_What needs to be done:_ Filter these records by the string "screenshot", copying each line that holds it.

━━━━━ Material provided

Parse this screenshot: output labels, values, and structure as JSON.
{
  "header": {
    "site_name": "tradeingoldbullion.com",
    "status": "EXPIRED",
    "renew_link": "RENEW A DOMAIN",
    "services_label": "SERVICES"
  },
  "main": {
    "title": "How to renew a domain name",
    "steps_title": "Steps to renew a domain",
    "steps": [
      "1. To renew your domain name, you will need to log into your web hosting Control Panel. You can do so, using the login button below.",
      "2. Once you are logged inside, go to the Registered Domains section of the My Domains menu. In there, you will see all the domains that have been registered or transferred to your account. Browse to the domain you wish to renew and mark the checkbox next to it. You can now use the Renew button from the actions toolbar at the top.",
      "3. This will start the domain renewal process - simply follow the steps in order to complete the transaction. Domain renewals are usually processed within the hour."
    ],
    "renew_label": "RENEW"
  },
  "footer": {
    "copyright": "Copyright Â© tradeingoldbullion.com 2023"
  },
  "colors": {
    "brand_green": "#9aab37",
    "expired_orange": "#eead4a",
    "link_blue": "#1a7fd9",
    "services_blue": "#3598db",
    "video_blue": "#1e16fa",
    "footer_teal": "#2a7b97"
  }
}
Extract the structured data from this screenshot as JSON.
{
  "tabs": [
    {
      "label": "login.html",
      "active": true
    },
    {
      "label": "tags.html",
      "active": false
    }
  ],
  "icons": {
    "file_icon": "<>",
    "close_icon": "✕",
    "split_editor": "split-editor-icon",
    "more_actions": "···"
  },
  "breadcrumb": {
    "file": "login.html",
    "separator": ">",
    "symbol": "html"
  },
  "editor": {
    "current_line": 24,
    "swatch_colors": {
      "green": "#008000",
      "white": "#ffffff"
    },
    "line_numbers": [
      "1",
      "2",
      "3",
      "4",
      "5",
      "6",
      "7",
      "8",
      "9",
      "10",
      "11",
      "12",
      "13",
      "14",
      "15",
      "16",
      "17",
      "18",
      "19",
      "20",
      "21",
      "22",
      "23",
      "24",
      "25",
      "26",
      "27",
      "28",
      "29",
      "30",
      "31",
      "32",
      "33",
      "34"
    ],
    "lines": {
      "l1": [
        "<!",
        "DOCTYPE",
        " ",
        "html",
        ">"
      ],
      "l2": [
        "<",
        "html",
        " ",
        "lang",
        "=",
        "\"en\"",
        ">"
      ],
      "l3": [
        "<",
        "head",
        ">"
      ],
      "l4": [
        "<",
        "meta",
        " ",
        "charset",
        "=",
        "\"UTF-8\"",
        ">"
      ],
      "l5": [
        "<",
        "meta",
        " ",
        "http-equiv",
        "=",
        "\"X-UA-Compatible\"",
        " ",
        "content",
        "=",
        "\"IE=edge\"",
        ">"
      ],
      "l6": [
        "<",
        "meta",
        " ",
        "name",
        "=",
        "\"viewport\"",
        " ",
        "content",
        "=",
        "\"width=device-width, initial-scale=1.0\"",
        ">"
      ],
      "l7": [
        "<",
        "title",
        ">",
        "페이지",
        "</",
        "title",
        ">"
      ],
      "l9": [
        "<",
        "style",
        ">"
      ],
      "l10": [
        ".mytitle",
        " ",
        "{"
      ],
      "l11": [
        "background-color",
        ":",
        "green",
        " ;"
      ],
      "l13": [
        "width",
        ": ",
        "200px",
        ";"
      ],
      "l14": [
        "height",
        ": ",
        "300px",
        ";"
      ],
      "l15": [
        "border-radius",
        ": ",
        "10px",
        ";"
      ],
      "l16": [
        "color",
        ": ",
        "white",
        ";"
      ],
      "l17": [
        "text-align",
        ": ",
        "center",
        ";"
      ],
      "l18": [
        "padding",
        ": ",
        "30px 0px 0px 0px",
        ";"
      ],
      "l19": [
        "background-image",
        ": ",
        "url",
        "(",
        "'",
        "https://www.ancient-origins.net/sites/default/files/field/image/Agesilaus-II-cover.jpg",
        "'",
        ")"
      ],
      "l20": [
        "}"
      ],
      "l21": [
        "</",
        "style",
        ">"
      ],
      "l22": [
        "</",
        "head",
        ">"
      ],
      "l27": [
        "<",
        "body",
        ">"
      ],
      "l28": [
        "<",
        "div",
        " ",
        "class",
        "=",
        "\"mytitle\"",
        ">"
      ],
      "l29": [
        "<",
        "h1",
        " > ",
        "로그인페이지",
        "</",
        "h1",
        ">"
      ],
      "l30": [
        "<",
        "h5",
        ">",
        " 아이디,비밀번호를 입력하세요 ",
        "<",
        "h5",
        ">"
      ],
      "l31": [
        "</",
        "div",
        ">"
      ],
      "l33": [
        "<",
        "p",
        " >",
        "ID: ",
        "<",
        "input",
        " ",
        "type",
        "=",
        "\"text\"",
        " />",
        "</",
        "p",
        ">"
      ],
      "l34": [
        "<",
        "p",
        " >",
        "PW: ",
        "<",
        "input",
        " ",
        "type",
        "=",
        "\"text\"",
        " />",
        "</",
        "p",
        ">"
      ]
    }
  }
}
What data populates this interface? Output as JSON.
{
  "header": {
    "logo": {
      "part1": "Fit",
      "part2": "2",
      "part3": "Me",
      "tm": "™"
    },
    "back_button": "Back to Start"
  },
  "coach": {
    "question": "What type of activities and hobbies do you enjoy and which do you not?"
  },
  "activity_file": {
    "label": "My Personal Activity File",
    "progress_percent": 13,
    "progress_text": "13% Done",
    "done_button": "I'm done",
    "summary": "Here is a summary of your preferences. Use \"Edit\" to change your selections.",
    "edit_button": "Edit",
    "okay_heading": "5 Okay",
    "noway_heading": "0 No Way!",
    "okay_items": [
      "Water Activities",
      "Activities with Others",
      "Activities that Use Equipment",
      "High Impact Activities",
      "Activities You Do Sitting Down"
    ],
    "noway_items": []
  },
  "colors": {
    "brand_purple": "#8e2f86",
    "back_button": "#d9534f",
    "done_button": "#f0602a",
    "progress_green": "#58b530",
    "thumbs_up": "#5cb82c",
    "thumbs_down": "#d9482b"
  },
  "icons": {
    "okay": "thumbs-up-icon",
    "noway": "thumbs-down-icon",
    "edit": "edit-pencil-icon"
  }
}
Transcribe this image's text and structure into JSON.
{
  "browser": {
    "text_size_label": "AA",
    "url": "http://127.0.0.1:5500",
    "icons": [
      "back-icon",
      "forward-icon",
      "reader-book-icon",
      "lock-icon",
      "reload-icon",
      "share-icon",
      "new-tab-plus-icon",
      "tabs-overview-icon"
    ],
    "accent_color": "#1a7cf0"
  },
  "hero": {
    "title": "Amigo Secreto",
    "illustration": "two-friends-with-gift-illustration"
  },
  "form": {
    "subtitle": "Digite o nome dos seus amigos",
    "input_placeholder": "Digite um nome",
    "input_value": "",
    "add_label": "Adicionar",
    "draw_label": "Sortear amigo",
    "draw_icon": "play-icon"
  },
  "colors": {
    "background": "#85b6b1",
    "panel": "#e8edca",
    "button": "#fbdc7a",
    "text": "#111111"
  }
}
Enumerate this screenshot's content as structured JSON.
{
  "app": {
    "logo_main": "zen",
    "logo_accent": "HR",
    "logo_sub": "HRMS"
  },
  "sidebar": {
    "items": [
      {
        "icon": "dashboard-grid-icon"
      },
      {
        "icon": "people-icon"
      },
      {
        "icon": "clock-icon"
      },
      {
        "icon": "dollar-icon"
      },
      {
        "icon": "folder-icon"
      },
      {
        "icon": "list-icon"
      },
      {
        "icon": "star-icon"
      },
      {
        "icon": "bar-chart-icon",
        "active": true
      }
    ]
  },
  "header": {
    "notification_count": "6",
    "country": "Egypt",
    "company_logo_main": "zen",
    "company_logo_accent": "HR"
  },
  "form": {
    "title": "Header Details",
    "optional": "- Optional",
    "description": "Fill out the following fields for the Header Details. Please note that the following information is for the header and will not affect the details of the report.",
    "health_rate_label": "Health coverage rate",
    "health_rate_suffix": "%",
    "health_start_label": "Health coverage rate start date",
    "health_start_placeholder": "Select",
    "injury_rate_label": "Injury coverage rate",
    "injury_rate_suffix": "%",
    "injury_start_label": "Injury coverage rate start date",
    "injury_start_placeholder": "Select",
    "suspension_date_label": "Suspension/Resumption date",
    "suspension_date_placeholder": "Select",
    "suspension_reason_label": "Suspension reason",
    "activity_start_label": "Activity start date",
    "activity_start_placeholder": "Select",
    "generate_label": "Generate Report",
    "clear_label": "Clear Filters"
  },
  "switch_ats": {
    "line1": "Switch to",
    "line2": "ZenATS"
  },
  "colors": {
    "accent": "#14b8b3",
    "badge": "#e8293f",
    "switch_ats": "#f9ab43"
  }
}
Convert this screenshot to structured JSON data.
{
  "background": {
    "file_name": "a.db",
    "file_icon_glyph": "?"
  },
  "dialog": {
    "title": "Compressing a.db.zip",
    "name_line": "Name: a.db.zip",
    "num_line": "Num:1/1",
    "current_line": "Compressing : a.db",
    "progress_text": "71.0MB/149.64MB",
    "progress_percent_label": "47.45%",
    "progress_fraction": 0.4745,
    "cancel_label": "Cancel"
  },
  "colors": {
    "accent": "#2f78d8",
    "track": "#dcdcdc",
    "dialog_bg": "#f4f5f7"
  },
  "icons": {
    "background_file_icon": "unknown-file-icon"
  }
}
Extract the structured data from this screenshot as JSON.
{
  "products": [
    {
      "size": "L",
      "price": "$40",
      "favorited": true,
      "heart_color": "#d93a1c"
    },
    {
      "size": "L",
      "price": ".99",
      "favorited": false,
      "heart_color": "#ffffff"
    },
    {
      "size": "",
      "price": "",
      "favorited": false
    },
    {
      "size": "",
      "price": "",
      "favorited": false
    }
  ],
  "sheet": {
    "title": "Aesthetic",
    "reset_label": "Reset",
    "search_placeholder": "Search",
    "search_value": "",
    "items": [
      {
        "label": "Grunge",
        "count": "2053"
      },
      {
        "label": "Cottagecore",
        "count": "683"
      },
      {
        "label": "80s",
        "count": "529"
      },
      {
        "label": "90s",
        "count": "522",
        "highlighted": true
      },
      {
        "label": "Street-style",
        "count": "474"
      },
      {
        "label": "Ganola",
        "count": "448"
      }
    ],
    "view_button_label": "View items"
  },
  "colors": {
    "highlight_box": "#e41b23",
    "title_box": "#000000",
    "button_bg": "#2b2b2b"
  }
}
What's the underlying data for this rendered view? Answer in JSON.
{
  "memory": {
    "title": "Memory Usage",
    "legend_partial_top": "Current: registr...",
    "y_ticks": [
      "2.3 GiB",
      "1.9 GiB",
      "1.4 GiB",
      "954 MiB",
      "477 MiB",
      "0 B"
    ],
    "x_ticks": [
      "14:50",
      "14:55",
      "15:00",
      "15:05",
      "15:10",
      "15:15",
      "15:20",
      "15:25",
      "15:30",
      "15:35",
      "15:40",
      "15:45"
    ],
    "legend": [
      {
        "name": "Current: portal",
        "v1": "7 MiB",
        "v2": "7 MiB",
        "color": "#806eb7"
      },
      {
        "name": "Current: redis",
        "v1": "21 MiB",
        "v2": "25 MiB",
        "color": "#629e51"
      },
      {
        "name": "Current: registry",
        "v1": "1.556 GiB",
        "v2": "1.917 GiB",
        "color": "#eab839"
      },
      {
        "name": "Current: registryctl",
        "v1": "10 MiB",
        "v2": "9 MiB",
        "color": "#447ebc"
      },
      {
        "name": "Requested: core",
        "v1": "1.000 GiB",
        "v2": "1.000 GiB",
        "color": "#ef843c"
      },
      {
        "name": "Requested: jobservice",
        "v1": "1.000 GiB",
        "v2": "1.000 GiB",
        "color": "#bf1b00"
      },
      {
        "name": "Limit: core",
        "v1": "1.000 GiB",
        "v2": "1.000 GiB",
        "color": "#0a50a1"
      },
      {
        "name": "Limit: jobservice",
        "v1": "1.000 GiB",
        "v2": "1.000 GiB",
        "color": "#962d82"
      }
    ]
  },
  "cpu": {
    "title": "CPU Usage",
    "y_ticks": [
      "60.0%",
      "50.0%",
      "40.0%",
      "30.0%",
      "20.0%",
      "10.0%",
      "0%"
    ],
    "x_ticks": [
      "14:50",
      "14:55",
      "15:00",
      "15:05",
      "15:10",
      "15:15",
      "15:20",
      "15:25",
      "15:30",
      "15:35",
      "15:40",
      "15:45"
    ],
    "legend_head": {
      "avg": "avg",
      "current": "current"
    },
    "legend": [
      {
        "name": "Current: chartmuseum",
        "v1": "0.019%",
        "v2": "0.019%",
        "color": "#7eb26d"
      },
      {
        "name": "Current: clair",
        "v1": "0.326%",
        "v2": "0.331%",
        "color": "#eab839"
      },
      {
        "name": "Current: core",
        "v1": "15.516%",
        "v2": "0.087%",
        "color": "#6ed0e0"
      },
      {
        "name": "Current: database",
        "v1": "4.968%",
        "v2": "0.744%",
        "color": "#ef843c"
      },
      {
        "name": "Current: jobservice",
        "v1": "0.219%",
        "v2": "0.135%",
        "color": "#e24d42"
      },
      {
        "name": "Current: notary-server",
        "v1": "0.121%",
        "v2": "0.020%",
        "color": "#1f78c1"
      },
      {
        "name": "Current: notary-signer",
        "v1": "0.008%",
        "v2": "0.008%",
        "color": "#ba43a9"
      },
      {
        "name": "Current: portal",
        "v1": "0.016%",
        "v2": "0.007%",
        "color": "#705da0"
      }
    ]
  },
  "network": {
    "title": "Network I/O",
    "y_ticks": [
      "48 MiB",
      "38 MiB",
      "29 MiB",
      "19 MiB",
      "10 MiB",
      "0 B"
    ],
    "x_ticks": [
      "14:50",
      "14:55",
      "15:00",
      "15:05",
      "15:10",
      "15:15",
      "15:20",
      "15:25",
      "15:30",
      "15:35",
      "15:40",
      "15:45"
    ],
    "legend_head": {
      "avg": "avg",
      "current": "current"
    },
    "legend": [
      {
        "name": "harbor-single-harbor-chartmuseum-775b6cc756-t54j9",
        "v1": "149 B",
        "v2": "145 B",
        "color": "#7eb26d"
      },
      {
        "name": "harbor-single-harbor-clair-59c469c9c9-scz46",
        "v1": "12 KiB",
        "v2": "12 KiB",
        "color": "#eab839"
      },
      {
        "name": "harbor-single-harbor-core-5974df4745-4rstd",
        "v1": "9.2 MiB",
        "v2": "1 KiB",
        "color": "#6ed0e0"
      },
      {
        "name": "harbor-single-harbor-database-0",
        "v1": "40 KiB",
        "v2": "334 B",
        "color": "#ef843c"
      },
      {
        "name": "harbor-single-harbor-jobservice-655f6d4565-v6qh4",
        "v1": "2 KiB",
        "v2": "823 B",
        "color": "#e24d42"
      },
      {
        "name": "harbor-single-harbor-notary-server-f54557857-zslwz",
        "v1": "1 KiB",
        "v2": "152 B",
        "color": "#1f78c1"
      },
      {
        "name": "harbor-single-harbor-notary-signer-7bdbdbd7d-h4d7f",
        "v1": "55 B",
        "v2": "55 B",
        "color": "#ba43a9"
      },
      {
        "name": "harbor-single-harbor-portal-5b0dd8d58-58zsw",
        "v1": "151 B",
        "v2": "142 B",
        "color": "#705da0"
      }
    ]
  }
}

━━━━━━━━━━

_Answer section:_
Parse this screenshot: output labels, values, and structure as JSON.
Extract the structured data from this screenshot as JSON.
Enumerate this screenshot's content as structured JSON.
Convert this screenshot to structured JSON data.
Extract the structured data from this screenshot as JSON.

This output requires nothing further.